Part of the history of diabetes research that began at the University of Chicago more than 100 years ago, genetic diabetes research at Kovler continues to advance our understanding of diabetes and how to treat it.
First Discovery of Genetic Mutations
From his work on the 1979 discovery linking diabetes to genetics, to his nomination for the prestigious 2009 Manpei Suzuki International Prize for Diabetes Research, DONALD STEINER, MD, now the A.N. Pritzker Professor in Biochemistry & Molecular Biology, has been pivotal to our understanding of diabetes genetics.
At the same time, PhD work by GRAEME BELL helped show that a key part of the insulin gene affected risk of type 1 diabetes.

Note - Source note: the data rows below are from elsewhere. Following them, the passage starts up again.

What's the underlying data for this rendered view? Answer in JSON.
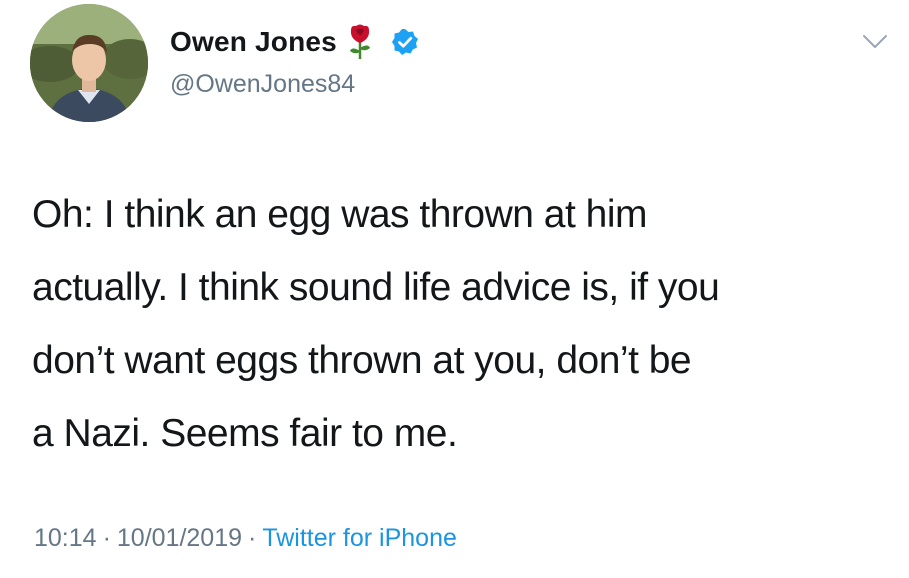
{
  "tweet": {
    "author": {
      "display_name": "Owen Jones",
      "handle": "@OwenJones84",
      "emoji_icon": "rose-icon",
      "verified_icon": "verified-badge-icon"
    },
    "text_lines": [
      "Oh: I think an egg was thrown at him",
      "actually. I think sound life advice is, if you",
      "don’t want eggs thrown at you, don’t be",
      "a Nazi. Seems fair to me."
    ],
    "time": "10:14",
    "date": "10/01/2019",
    "separator": "·",
    "source": "Twitter for iPhone",
    "menu_icon": "chevron-down-icon"
  },
  "colors": {
    "text": "#14171a",
    "secondary": "#657786",
    "link": "#1b95e0",
    "verified": "#1da1f2",
    "rose": "#c8102e"
  }
}
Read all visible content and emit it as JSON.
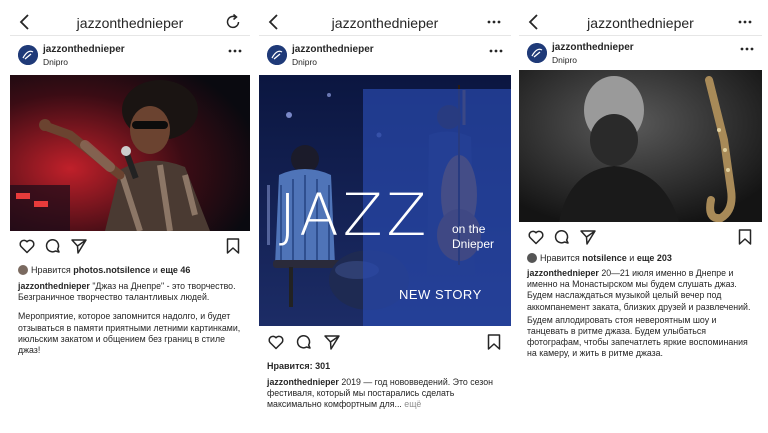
{
  "colors": {
    "text": "#262626",
    "muted": "#8e8e8e",
    "divider": "#e6e6e6",
    "brand_blue": "#1f3a78",
    "overlay_blue": "#2848aa"
  },
  "posts": [
    {
      "topbar": {
        "title": "jazzonthednieper",
        "back_icon": "chevron-left-icon",
        "right_icon": "refresh-icon"
      },
      "header": {
        "username": "jazzonthednieper",
        "location": "Dnipro",
        "more_icon": "more-dots-icon"
      },
      "photo_subject": "singer-on-stage",
      "likes": {
        "prefix": "Нравится",
        "user": "photos.notsilence",
        "joiner": "и",
        "others": "еще 46"
      },
      "caption": {
        "username": "jazzonthednieper",
        "text": "\"Джаз на Днепре\" - это творчество. Безграничное творчество талантливых людей.",
        "paragraph2": "Мероприятие, которое запомнится надолго, и будет отзываться в памяти приятными летними картинками, июльским закатом и общением без границ в стиле джаз!"
      }
    },
    {
      "topbar": {
        "title": "jazzonthednieper",
        "back_icon": "chevron-left-icon",
        "right_icon": "more-dots-icon"
      },
      "header": {
        "username": "jazzonthednieper",
        "location": "Dnipro",
        "more_icon": "more-dots-icon"
      },
      "photo_subject": "band-on-stage",
      "overlay": {
        "title": "JAZZ",
        "line1": "on the",
        "line2": "Dnieper",
        "story": "NEW STORY"
      },
      "likes": {
        "text": "Нравится: 301"
      },
      "caption": {
        "username": "jazzonthednieper",
        "text": "2019 — год нововведений. Это сезон фестиваля, который мы постарались сделать максимально комфортным для...",
        "more": "ещё"
      }
    },
    {
      "topbar": {
        "title": "jazzonthednieper",
        "back_icon": "chevron-left-icon",
        "right_icon": "more-dots-icon"
      },
      "header": {
        "username": "jazzonthednieper",
        "location": "Dnipro",
        "more_icon": "more-dots-icon"
      },
      "photo_subject": "saxophonist-portrait",
      "likes": {
        "prefix": "Нравится",
        "user": "notsilence",
        "joiner": "и",
        "others": "еще 203"
      },
      "caption": {
        "username": "jazzonthednieper",
        "text": "20—21 июля именно в Днепре и именно на Монастырском мы будем слушать джаз. Будем наслаждаться музыкой целый вечер под аккомпанемент заката, близких друзей и развлечений.",
        "paragraph2": "Будем аплодировать стоя невероятным шоу и танцевать в ритме джаза. Будем улыбаться фотографам, чтобы запечатлеть яркие воспоминания на камеру, и жить в ритме джаза."
      }
    }
  ]
}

Genetic Findings Offer Clues About Diabetes Causes and Potential Cures
From there, Dr. Bell and his team have been trailblazers in identifying errant genes related to diabetes, particularly maturity-onset diabetes of the young (MODY) and type 2 diabetes. He has been instrumental to the development of more finely-tuned ways to diagnose and treat diabetes based on a more complete understanding of the biological processes.
Genetic Finding Dramatically Improves Type 1b Diabetes
Louis Philipson, MD, PhD, Director of the University of Chicago Kovler Diabetes Center, has distinguished genetic research in the last half of this decade at Kovler with his work on a form of neonatal type 1 diabetes. In partnership with Peninsula University (U.K.), Dr. Philipson was a leader on one of the first teams of physicians in the US to use an innovative approach to treat this form of diabetes. Then, in 2007, he was the lead author of a study with new findings on 10 mutations in the insulin gene in patients with neonatal diabetes
This is the first time an insulin gene mutation has been connected to severe diabetes with onset during infancy.
The National Registry for Monogenic Diabetes
Now, with funding by a grant from the Juvenile Diabetes Research Foundation, Dr. Philipson, and his colleagues have established the first registry in the United States for neonatal diabetes.
The goal of this registry is to:
- Help identify new and existing patients with monogenic diabetes
- Provide a clearinghouse of information for individuals, their families and doctors about these syndromes
- Keep track of patients with these mutations who are being treated with sulfonylureas
- Help identify new genes responsible for diabetes
Find out more about the MONOGENIC DIABETES MELLITUS REGISTRY.
The Human Genetics Laboratory at the University of Chicago Medical Center is CLIA-approved. Scientists there test for the most common mutation in transient neonatal diabetes – uniparental disomy 6 (UPD6); and for mutations in the Kir6.2 (KCNJ11) and insulin genes.
Testing for mutations in Kir6.2 (KCNJ11), SUR1 (ABCC8) and various MODY genes is available through Athena Diagnostics, the University of Chicago Human Genetics Laboratory, the Exeter Diabetes Genetic Centre in the U.K., as well as other laboratories.
Learn more about the UNIVERSITY OF CHICAGO’S HUMAN GENETICS LABORATORY.
Learn more about TESTING FOR MONOGENIC DIABETES.
NANCY J. COX, PHD, chief of Genetic Medicine, directs a research program to develop methods to identify genetic variation affecting complex traits. Although the primary research focus is on the development of methods that can be used for analyses of any complex trait, most of the methodology development has been driven by research conducted on type 2 diabetes.
Thus, all of the initial applications for new methods were in studies of type 2 diabetes. In addition to the research on type 2 diabetes, Dr. Cox’s research interests include other complex disorders such as type 1 diabetes, asthma, stuttering, and psychiatric disorders. She has identified many of the most important diabetes genes in work with Dr. Bell (Learn more).